He said the ag experimental station, the forest research lab and the Extension service are statewide endeavors that provide vital research and development services for commercial ventures.

They directly serve eight industry clusters addressed in the Oregon Business Plan, including agriculture, food processing, forestry and wood products, nurseries, tourism and hospitality, energy efficiency, green building and development, and bioscience.

Ramaswamy said reducing support for the statewide services will require elimination of programs, shuttering of branch experiment stations and Extension offices, and eliminating faculty and research positions.

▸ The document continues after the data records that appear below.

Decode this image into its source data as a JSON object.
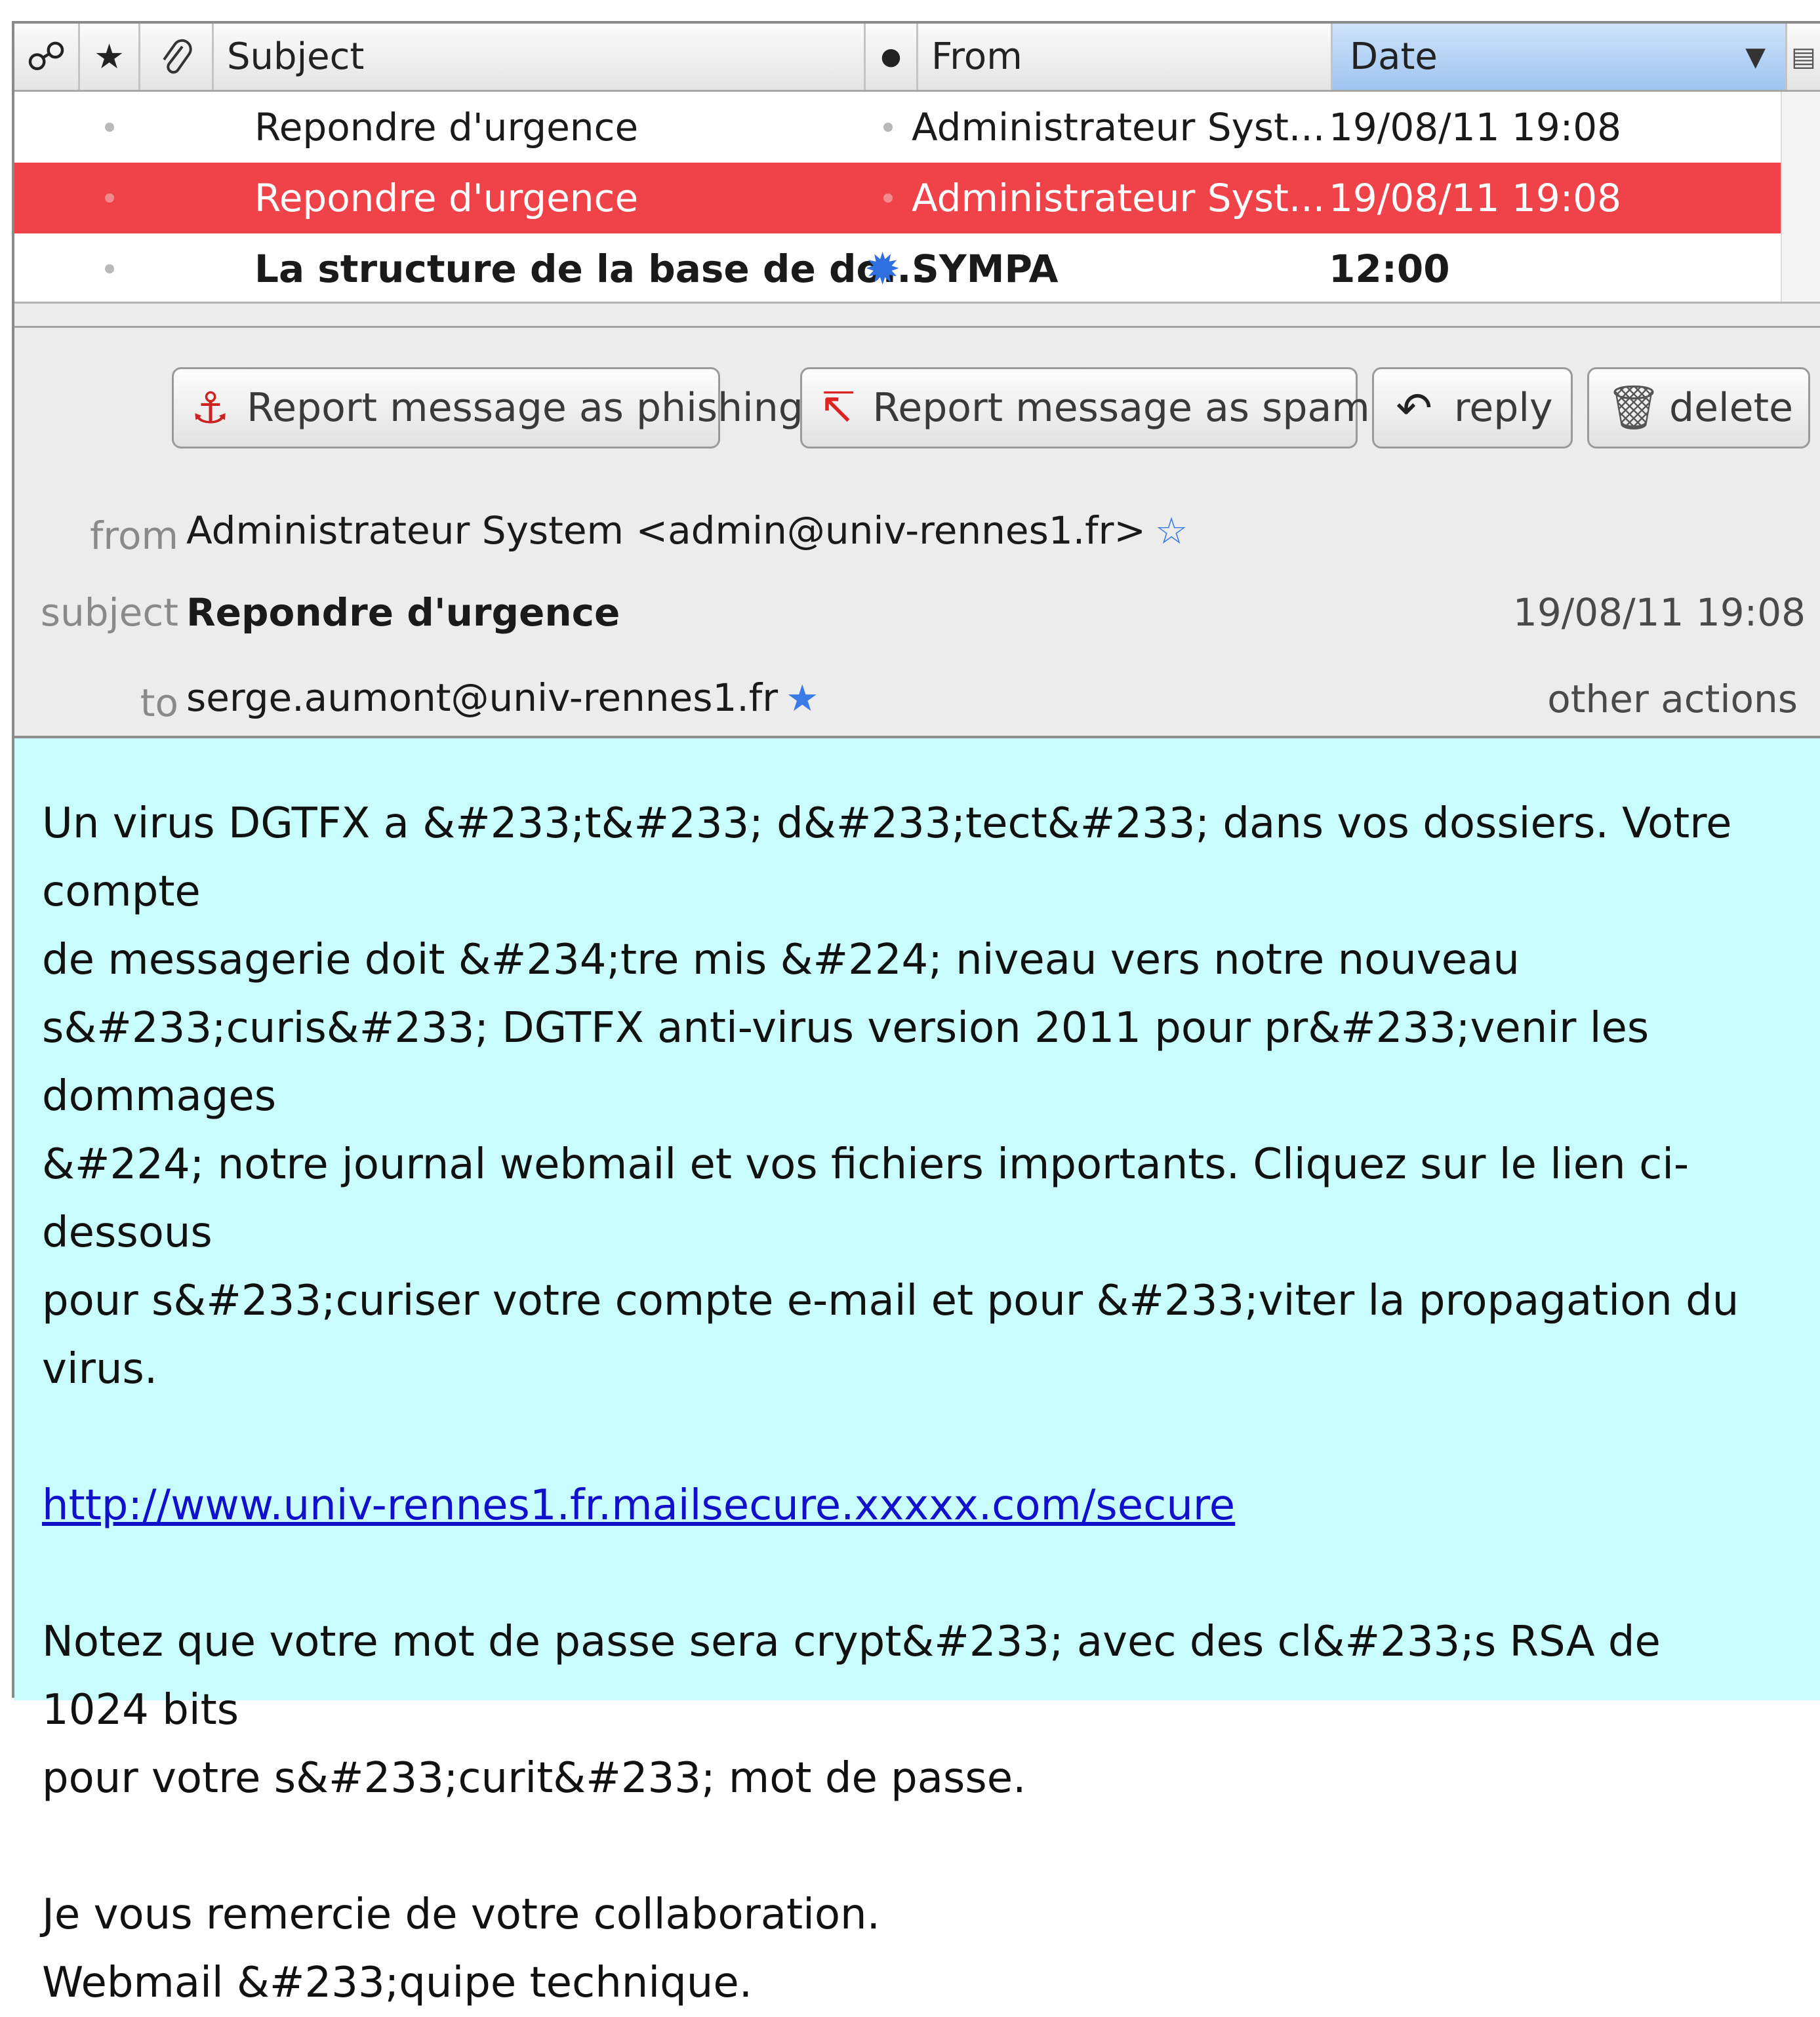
{
  "message_list": {
    "columns": {
      "thread_icon": "thread-icon",
      "star_icon": "star-icon",
      "attachment_icon": "paperclip-icon",
      "subject": "Subject",
      "read_icon": "read-status-icon",
      "from": "From",
      "date": "Date",
      "column_picker_icon": "column-picker-icon"
    },
    "rows": [
      {
        "subject": "Repondre d'urgence",
        "from": "Administrateur Syst...",
        "date": "19/08/11 19:08",
        "selected": false,
        "unread": false
      },
      {
        "subject": "Repondre d'urgence",
        "from": "Administrateur Syst...",
        "date": "19/08/11 19:08",
        "selected": true,
        "unread": false
      },
      {
        "subject": "La structure de la base de do...",
        "from": "SYMPA",
        "date": "12:00",
        "selected": false,
        "unread": true
      }
    ],
    "selected_row_color": "#ef4349"
  },
  "toolbar": {
    "phishing_label": "Report message as phishing",
    "spam_label": "Report message as spam",
    "reply_label": "reply",
    "delete_label": "delete"
  },
  "header": {
    "from_label": "from",
    "from_value": "Administrateur System <admin@univ-rennes1.fr>",
    "subject_label": "subject",
    "subject_value": "Repondre d'urgence",
    "date_value": "19/08/11 19:08",
    "to_label": "to",
    "to_value": "serge.aumont@univ-rennes1.fr",
    "other_actions": "other actions"
  },
  "body": {
    "paragraph1_line1": "Un virus DGTFX a &#233;t&#233; d&#233;tect&#233; dans vos dossiers. Votre compte",
    "paragraph1_line2": "de messagerie doit &#234;tre mis &#224; niveau vers notre nouveau",
    "paragraph1_line3": "s&#233;curis&#233; DGTFX anti-virus version 2011 pour pr&#233;venir les dommages",
    "paragraph1_line4": "&#224; notre journal webmail et vos fichiers importants. Cliquez sur le lien ci-dessous",
    "paragraph1_line5": "pour s&#233;curiser votre compte e-mail et pour &#233;viter la propagation du virus.",
    "link": "http://www.univ-rennes1.fr.mailsecure.xxxxx.com/secure",
    "paragraph2_line1": "Notez que votre mot de passe sera crypt&#233; avec des cl&#233;s RSA de 1024 bits",
    "paragraph2_line2": "pour votre s&#233;curit&#233; mot de passe.",
    "closing_line1": "Je vous remercie de votre collaboration.",
    "closing_line2": "Webmail &#233;quipe technique.",
    "background_color": "#c9fcfc"
  }
}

Also, it will diminish the ability of OSU ag programs to attract money from federal and other external sources. Ramaswamy said that in 2010 alone, the statewide services attracted $82 million in grants, which in turn generated $195 million in economic benefits.

Those benefits, he said, included the creation of more than 2,000 family wage jobs across the state.

“In these small communities, we generate a lot of jobs,” he said.

Ramaswamy said OSU has come up with an alternative proposal to the cuts reflected in the governor’s budget. The university hopes for a $12 million “putback.”

Ramaswamy said that money, coupled with internal actions taken by the university, will retain existing branch stations and maintain critical programs in all three statewide services.

“We’re saying please add back that money, and we’ll get through the biennium fairly OK,” he said.

He said he is traveling the state, urging people to write elected representatives letters of support for the statewide services.

He is also urging people to show up for “OSU Day” in the Capitol rotunda in Salem the afternoon of April 12, and Natural Resources Day, the afternoon of April 19 in the same place.

Those events will give people a chance to meet with legislators and express concerns, Ramaswamy said.

“The leadership needs to be contacted about these things,” he said.

Tim DelCurto, the superintendent at the Eastern Oregon Agricultural Research Center in Union, said after the meeting the proposed cuts threaten programs both in Union County and at a sister station in Burns.

The Union station employs two range ecologists, a fisheries and wildlife specialist, an ornithologist, an entomologist, two animal nutrition experts and an agricultural economics professor. Most of the faculty employed at the Union station teach classes at Eastern Oregon University.

Recent accomplishments out of Union, DelCurto said, include important studies on sage and juniper ecology, and impacts of grazing on ground nesting birds.

DelCurto said the proposed budget cuts would impact research and programs, to the detriment of the community.

“We have one of the best faculties you could assemble, and I’m worried about not having the infrastructure to keep it,” he said.

At the Union County Extension office in Island City, staff chair Carole Smith said the 2009 budget cuts had a negative impact on services, and problems will only get worse with more cuts.

In addition to Smith, the local Extension office employs a forestry agent, a crops and soil scientist and a family and community health specialist. A Baker City-based livestock agent splits his time between Union and Baker Counties.

The Extension service translates and adapts research for local uses to support agriculture, forest and natural resources management. It also offers health, nutrition, family and 4-H youth programs.

Smith, who doubles as Union County’s 4-H agent, said that as funding dwindles, staff increasingly is being asked to take on heavier workloads. Programs inevitably suffer.

“We’re being asked to provide more services outside the county,” she said. “It’s really at the breaking point. We’ve tried to make it look like we’re not making cuts, but we are,” she said.